A large part of the debate as Bolton Wanderers look to hire a new manager is whether the club would be better off with one of the old, familiar names or if they should look for a breath of fresh air. There is a lot of risk in the latter as these managers are largely unproven outside of their leagues but could bring in considerable reward. New ideas, new styles of play, and a new approach to management are all part of the appeal.
Former Bolton defender Simon Charlton knows what he wants to see from his old club as they move forward. Charlton, now 40 years old, spent his career at Huddersfield Town, Southampton, Norwich City, Birmingham City, Bolton Wanderers, and a couple others before settling into retirement just two years back.
Speaking to the Bolton News, Charlton said:
"Whenever a job comes up, it gets quite frustrating to see the same old, same old names connected. I've dealt with Ole [Gunnar Solskjaer] a few times since he has been at Molde and anyone who goes to his first club and wins the championship for the first time in the club's history must have something about them.
"People might say ‘it's only Norway' but for me it doesn't matter.
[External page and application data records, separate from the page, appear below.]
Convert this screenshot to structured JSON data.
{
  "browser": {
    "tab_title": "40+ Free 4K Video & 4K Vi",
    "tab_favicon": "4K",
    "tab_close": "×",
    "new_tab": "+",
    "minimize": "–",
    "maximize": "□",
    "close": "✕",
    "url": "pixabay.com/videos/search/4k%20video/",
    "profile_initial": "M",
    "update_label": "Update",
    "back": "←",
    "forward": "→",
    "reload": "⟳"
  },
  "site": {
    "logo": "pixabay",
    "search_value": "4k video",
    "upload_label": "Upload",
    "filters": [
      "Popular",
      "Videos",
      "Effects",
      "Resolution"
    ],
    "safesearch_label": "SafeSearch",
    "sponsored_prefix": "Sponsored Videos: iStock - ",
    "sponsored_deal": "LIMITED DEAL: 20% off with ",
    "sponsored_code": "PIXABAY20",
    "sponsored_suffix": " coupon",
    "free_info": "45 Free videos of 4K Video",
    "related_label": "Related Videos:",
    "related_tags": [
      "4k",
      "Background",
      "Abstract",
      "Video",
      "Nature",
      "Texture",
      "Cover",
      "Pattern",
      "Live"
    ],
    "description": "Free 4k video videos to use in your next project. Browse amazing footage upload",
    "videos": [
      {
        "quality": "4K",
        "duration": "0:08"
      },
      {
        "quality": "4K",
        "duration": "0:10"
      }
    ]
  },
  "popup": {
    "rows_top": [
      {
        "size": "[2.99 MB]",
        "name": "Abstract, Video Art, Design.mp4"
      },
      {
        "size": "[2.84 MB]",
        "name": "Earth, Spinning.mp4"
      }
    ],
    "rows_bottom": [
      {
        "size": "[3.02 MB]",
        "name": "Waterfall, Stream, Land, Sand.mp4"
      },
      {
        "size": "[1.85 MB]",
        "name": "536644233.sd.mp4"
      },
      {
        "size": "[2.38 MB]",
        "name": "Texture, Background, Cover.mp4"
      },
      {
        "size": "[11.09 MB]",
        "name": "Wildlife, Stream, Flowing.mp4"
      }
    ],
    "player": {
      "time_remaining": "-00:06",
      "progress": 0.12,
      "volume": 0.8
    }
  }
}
If he can get the best out of those players, he can get the best out of Bolton's players, and it's not as if he hasn't got pedigree himself."
Ole Gunnar Solskjaer has quickly emerged as a favorite among the fans with speculation surrounding him and betting odds being dramatically slashed.
"I'd really like to see someone fresh given a chance. I don't necessarily mean pluck someone out of thin air and give them a first-time job but if you look at Ole, he could bring fresh ideas and a different way of thinking because it hasn't been too long since he hung up his boots.
"He obviously has a great relationship with Sir Alex down the road, plus he will have a grasp of the European game and be able to tap into players that the club might not come across ordinarily."
"It's not easy for Phil Gartside or the owner because there is a lot of internal pressure to get promotion this season. It might be tempting to go for an experienced manager, who could probably turn things round in the short term, but what then?
"It's a sticky wicket because if they have failed at their last two clubs, what kind of guarantee is there that they can turn Bolton round at all?
"For the good of the game - and I don't just mean Bolton here - I think clubs have got to start bringing managers in who have fresher ideas and give players an opportunity to come through and get into that side of the game."